The version of Metropolis found was complete, but a small part of the film was in such bad condition that it couldn't be fully restored and shown. The one we saw is 148 minutes. Also the print discovered at the Museo del Cine is a 16mm one and old so when the missing shots were added back into the 35mm print they have a very different look from the rest of the film. These parts are much darker and less crisp. Although, it would be ideal to have a flawless print of the film I was glad that the re-added shots have such a distinct look. It makes it much easier to see what was originally cut and wonder why anyone would do it in the first place.
I won't bother to summarize Metropolis for you. It is a classic, beautiful and entertaining film. If you haven't seen it you should. If you have, this complete version will be out on DVD in November. The Alloy Orchestra featuring Roger Miller of Mission of Burma performed the live score during the screening. Their score featured lots of wild booming percussion. It will be included on the DVD release as a second soundtrack. San Francisco Silent Film Festival, Metropolis
I was stunned when I received the DVD Sid Vicious - Final 24: His Final Hours in the mail. I just looked unbelievingly at the cover for a few minutes. Then I laughed out loud. Could anyone really make something this truly tasteless? Apparently, yes.
Sid Vicious - Final 24: His Final Hours spells it out right there on the cover. This is a dramatization of February 1, 1979 the last day of Vicious' life. What I know going in is that on his last day Vicious was released from Riker's Island prison on bail. His mother and friends threw at party at his new girlfriend Michele Robison's apartment. Sid shoots heroin, overdoses and dies. The folks at Final 24 try to play it up like there is some big conspiracy, yet they fail to mention that Sid left a suicide note. When this hour-long reenactment is over there is nothing new learned. However, the interview with Peter Kodick adds exponentially to the overall creep factor of this DVD.

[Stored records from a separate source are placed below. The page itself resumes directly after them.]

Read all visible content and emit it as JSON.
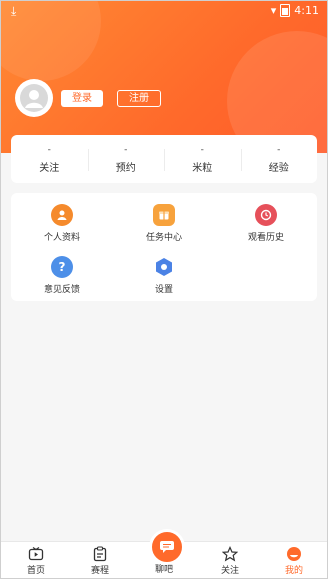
{
  "status": {
    "time": "4:11"
  },
  "profile": {
    "login_label": "登录",
    "register_label": "注册"
  },
  "stats": [
    {
      "value": "-",
      "label": "关注"
    },
    {
      "value": "-",
      "label": "预约"
    },
    {
      "value": "-",
      "label": "米粒"
    },
    {
      "value": "-",
      "label": "经验"
    }
  ],
  "grid": [
    {
      "label": "个人资料",
      "icon": "person-icon",
      "color": "#f58a2c"
    },
    {
      "label": "任务中心",
      "icon": "task-icon",
      "color": "#f7a23c"
    },
    {
      "label": "观看历史",
      "icon": "clock-icon",
      "color": "#e6505a"
    },
    {
      "label": "意见反馈",
      "icon": "question-icon",
      "color": "#4d8fe8"
    },
    {
      "label": "设置",
      "icon": "settings-icon",
      "color": "#4b82e5"
    }
  ],
  "tabbar": {
    "home": "首页",
    "matches": "赛程",
    "chat": "聊吧",
    "follow": "关注",
    "mine": "我的"
  },
  "colors": {
    "accent": "#ff6a2b"
  }
}
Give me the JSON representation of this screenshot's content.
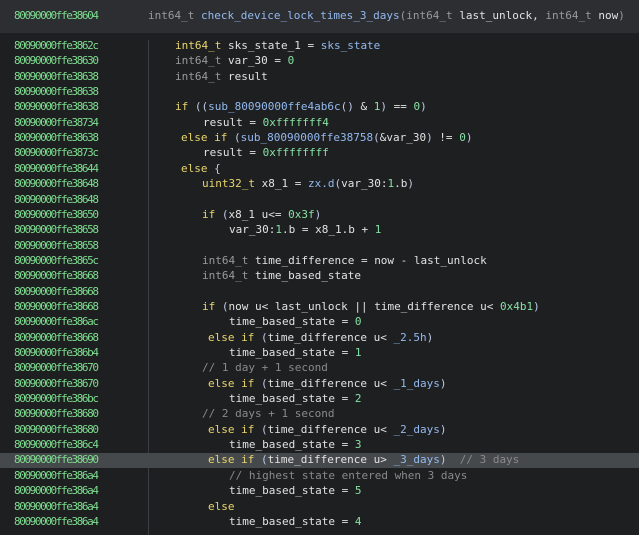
{
  "header": {
    "address": "80090000ffe38604",
    "signature": "int64_t check_device_lock_times_3_days(int64_t last_unlock, int64_t now)"
  },
  "colors": {
    "address": "#7ddc8e",
    "keyword": "#e8d56e",
    "number": "#86e0a2",
    "function": "#93b9ef",
    "highlight_row": "#45494b"
  },
  "lines": [
    {
      "addr": "80090000ffe3862c",
      "code": "int64_t sks_state_1 = sks_state"
    },
    {
      "addr": "80090000ffe38630",
      "code": "int64_t var_30 = 0"
    },
    {
      "addr": "80090000ffe38638",
      "code": "int64_t result"
    },
    {
      "addr": "80090000ffe38638",
      "code": ""
    },
    {
      "addr": "80090000ffe38638",
      "code": "if ((sub_80090000ffe4ab6c() & 1) == 0)"
    },
    {
      "addr": "80090000ffe38734",
      "code": "result = 0xfffffff4"
    },
    {
      "addr": "80090000ffe38638",
      "code": "else if (sub_80090000ffe38758(&var_30) != 0)"
    },
    {
      "addr": "80090000ffe3873c",
      "code": "result = 0xffffffff"
    },
    {
      "addr": "80090000ffe38644",
      "code": "else {"
    },
    {
      "addr": "80090000ffe38648",
      "code": "uint32_t x8_1 = zx.d(var_30:1.b)"
    },
    {
      "addr": "80090000ffe38648",
      "code": ""
    },
    {
      "addr": "80090000ffe38650",
      "code": "if (x8_1 u<= 0x3f)"
    },
    {
      "addr": "80090000ffe38658",
      "code": "var_30:1.b = x8_1.b + 1"
    },
    {
      "addr": "80090000ffe38658",
      "code": ""
    },
    {
      "addr": "80090000ffe3865c",
      "code": "int64_t time_difference = now - last_unlock"
    },
    {
      "addr": "80090000ffe38668",
      "code": "int64_t time_based_state"
    },
    {
      "addr": "80090000ffe38668",
      "code": ""
    },
    {
      "addr": "80090000ffe38668",
      "code": "if (now u< last_unlock || time_difference u< 0x4b1)"
    },
    {
      "addr": "80090000ffe386ac",
      "code": "time_based_state = 0"
    },
    {
      "addr": "80090000ffe38668",
      "code": "else if (time_difference u< _2.5h)"
    },
    {
      "addr": "80090000ffe386b4",
      "code": "time_based_state = 1"
    },
    {
      "addr": "80090000ffe38670",
      "code": "// 1 day + 1 second"
    },
    {
      "addr": "80090000ffe38670",
      "code": "else if (time_difference u< _1_days)"
    },
    {
      "addr": "80090000ffe386bc",
      "code": "time_based_state = 2"
    },
    {
      "addr": "80090000ffe38680",
      "code": "// 2 days + 1 second"
    },
    {
      "addr": "80090000ffe38680",
      "code": "else if (time_difference u< _2_days)"
    },
    {
      "addr": "80090000ffe386c4",
      "code": "time_based_state = 3"
    },
    {
      "addr": "80090000ffe38690",
      "code": "else if (time_difference u> _3_days)  // 3 days",
      "selected": true
    },
    {
      "addr": "80090000ffe386a4",
      "code": "// highest state entered when 3 days"
    },
    {
      "addr": "80090000ffe386a4",
      "code": "time_based_state = 5"
    },
    {
      "addr": "80090000ffe386a4",
      "code": "else"
    },
    {
      "addr": "80090000ffe386a4",
      "code": "time_based_state = 4"
    }
  ]
}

Kodick asserts in Sid Vicious - Final 24: His Final Hours that Sid's mother Anne Beverley originally scored some heroin for Sid the afternoon of his release. It was pretty bad stuff so Sid begged Kodick to get him some good stuff. Kodick did. That was the heroin that killed him. Kodick describes all these events matter-of-factly, but still comes across as bragging that he was responsible not exactly for Vicious' death, but for providing him the weapon to do it. With friends like that, who needs enemies?
The overall reenactment on Sid Vicious - Final 24: His Final Hours is pretty poorly done. The man who plays Sid Vicious looks as if he is twenty years older than Sid was. Vicious was only twenty-one when he died. Although not mentioned on the DVD case, Sid Vicious - Final 24: His Final Hours is part of a series on The History Channel. This explains the annoying interruption every ten minutes of a clock countdown of Vicious' last day. "Sid has seventeen hours left to live". They need to break for commercials. There are many other last days in this series, some more obvious than others: JFK, Keith Moon and Marvin Gaye as well as Anna Nicole Smith and Nicole Brown-Simpson. After watching Sid's last day, I can't say I'm interested in seeing any of the others. mvdvisual.com
I am always looking for films to review. If you made one, send a copy to Carolyn Keddy, PO Box 460402, San Francisco, CA 94146-0402. If your film is playing in the San Francisco Bay Area, let me know at firstname.lastname@example.org. I will go see it.